## Exercise directions
Copy each line of the data below in which the word "image" can be found.

## The data
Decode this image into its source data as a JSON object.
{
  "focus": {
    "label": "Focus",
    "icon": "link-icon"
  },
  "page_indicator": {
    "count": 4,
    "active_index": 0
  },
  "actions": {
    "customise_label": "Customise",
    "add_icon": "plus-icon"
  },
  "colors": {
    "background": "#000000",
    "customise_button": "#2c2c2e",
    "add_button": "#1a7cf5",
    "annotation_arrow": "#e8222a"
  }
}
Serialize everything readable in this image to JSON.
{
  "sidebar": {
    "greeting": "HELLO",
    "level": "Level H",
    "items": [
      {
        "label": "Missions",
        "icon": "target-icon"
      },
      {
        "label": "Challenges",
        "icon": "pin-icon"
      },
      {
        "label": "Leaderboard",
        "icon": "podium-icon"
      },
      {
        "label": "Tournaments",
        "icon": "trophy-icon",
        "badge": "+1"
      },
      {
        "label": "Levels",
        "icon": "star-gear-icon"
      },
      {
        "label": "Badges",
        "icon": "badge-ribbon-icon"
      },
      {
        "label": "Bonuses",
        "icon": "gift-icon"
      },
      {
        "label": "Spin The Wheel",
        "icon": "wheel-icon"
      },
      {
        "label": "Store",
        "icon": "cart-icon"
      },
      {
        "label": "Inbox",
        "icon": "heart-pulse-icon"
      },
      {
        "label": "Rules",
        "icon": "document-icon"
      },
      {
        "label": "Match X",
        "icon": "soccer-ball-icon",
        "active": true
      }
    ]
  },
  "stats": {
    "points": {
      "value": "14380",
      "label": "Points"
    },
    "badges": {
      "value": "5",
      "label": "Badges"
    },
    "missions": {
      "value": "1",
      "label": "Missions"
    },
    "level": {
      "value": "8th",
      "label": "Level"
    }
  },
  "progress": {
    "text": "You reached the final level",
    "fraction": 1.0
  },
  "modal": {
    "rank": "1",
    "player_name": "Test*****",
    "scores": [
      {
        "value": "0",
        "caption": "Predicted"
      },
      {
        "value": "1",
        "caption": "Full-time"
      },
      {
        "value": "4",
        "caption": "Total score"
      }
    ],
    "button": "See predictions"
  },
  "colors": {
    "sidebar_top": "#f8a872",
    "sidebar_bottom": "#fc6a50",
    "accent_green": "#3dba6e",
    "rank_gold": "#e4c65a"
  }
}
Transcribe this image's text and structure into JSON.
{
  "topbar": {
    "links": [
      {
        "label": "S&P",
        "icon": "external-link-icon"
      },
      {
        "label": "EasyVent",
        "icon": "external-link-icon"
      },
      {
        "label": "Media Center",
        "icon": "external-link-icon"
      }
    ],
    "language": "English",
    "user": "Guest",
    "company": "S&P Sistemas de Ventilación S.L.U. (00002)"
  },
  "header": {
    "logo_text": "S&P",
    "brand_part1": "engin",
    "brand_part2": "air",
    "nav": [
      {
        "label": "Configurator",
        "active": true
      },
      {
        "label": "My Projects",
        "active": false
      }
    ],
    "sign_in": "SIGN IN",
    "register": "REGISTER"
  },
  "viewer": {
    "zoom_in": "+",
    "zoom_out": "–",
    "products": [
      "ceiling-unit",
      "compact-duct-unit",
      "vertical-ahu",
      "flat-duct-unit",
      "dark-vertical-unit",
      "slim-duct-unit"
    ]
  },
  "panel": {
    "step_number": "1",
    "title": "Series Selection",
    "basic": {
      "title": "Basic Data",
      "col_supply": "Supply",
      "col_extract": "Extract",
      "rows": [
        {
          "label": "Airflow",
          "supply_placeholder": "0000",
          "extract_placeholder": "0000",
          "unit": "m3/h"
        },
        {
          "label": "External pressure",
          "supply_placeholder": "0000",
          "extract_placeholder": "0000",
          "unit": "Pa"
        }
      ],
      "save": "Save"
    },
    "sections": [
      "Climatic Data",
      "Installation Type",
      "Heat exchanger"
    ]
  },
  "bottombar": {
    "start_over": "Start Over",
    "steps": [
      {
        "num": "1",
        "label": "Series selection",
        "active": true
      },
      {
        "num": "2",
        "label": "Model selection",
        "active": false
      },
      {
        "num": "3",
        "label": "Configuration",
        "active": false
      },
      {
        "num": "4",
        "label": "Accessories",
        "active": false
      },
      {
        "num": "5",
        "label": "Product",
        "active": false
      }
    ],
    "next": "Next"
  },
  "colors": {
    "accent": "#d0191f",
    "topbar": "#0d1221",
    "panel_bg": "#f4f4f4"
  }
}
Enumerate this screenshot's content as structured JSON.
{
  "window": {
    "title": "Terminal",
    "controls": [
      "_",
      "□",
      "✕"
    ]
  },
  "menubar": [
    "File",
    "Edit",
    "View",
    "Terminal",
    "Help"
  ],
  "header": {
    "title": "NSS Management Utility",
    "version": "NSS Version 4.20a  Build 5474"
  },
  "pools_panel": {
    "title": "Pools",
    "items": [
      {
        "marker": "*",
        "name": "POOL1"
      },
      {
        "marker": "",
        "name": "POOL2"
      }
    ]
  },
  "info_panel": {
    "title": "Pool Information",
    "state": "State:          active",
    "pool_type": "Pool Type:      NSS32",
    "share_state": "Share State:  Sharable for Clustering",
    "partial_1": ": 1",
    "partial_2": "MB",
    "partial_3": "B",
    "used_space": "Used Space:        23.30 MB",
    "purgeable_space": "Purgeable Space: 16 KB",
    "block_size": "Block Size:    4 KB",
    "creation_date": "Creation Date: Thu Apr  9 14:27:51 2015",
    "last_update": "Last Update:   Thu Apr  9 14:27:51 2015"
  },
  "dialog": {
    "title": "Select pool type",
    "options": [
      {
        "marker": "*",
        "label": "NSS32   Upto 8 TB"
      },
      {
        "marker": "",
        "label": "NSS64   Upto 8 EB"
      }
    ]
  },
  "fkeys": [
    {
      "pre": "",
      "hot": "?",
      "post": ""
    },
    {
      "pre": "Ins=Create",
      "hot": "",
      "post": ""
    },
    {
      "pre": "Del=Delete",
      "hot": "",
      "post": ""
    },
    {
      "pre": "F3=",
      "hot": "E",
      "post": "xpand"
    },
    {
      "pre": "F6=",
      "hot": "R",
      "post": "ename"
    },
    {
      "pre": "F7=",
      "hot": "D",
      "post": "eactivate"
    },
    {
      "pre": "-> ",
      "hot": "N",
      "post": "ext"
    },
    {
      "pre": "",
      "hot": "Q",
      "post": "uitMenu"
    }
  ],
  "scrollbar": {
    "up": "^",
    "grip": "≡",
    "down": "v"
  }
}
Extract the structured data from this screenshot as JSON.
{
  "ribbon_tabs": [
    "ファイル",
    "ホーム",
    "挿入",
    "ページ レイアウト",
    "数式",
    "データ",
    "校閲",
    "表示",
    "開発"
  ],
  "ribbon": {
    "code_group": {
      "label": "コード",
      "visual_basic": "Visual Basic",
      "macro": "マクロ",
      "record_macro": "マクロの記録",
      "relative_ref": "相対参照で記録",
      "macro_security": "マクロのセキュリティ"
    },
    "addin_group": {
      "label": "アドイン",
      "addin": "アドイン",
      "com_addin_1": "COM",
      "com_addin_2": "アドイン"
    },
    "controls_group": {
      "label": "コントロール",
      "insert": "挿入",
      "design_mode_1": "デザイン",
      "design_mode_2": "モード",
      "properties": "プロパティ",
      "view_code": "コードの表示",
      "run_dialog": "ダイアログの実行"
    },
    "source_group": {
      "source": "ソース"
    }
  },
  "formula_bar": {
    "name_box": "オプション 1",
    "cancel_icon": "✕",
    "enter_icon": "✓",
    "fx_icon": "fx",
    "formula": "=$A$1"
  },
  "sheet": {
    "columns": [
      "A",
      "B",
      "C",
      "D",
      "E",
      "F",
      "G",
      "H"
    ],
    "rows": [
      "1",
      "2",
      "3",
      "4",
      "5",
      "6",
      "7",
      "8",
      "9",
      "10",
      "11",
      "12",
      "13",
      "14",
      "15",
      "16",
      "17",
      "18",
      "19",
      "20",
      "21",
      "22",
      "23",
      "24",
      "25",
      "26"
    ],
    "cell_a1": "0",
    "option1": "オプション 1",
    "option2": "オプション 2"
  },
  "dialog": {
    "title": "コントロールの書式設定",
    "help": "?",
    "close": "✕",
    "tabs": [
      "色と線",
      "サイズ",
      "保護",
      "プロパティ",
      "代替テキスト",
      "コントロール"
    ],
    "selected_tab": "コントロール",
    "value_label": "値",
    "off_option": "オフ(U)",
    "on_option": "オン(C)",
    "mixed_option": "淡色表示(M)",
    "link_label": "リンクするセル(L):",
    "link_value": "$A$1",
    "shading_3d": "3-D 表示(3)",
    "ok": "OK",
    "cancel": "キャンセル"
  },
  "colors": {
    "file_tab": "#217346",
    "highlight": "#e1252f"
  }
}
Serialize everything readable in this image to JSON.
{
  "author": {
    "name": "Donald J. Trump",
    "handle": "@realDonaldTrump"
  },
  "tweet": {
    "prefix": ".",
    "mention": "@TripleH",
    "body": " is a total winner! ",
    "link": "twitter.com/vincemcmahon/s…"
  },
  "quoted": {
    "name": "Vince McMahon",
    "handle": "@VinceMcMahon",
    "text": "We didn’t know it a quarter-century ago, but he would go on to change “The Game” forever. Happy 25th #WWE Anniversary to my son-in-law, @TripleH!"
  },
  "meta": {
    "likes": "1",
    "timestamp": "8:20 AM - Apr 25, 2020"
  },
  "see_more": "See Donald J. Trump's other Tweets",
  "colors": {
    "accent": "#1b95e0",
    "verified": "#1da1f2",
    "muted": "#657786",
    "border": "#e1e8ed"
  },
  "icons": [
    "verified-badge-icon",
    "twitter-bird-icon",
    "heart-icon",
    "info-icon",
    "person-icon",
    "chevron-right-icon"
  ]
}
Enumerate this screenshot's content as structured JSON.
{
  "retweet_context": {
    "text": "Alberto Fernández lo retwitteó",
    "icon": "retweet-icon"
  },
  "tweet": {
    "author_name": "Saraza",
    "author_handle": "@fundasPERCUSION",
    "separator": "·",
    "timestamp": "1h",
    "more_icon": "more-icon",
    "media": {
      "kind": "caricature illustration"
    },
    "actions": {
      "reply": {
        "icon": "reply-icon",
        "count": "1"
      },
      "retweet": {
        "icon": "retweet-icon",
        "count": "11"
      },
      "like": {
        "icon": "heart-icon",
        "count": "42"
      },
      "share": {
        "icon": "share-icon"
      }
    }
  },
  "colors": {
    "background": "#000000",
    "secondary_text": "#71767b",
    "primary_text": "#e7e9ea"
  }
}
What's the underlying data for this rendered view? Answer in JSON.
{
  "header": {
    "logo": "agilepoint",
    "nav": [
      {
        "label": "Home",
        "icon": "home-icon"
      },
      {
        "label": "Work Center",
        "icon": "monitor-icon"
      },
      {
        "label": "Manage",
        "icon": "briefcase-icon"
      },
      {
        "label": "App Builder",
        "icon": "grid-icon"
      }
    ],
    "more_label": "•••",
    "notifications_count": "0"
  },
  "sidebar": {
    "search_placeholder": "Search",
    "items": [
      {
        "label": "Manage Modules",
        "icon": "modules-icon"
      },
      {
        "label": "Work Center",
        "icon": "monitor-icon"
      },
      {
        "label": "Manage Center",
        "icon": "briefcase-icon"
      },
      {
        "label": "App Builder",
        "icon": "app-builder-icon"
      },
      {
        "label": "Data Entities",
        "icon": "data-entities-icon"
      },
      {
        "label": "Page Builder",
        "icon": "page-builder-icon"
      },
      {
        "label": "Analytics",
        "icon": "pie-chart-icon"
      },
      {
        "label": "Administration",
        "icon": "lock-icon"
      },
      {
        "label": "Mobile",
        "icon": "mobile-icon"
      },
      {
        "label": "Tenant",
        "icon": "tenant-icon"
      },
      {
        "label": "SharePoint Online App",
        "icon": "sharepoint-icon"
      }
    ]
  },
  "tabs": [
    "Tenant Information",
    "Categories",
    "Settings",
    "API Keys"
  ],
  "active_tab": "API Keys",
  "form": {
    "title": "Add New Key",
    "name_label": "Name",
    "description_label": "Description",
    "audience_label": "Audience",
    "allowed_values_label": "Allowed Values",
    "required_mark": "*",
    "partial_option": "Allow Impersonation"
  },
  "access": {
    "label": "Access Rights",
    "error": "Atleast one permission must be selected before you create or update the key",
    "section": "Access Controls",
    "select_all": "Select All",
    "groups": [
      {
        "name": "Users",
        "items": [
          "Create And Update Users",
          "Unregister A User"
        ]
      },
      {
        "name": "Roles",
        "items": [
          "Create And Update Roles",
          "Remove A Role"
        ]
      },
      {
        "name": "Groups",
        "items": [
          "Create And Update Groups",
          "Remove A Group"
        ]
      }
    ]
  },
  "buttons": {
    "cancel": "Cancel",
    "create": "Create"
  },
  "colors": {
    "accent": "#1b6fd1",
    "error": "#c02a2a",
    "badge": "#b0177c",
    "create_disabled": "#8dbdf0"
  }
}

## Response area
Decode this image into its source data as a JSON object.
Serialize everything readable in this image to JSON.
Transcribe this image's text and structure into JSON.
Serialize everything readable in this image to JSON.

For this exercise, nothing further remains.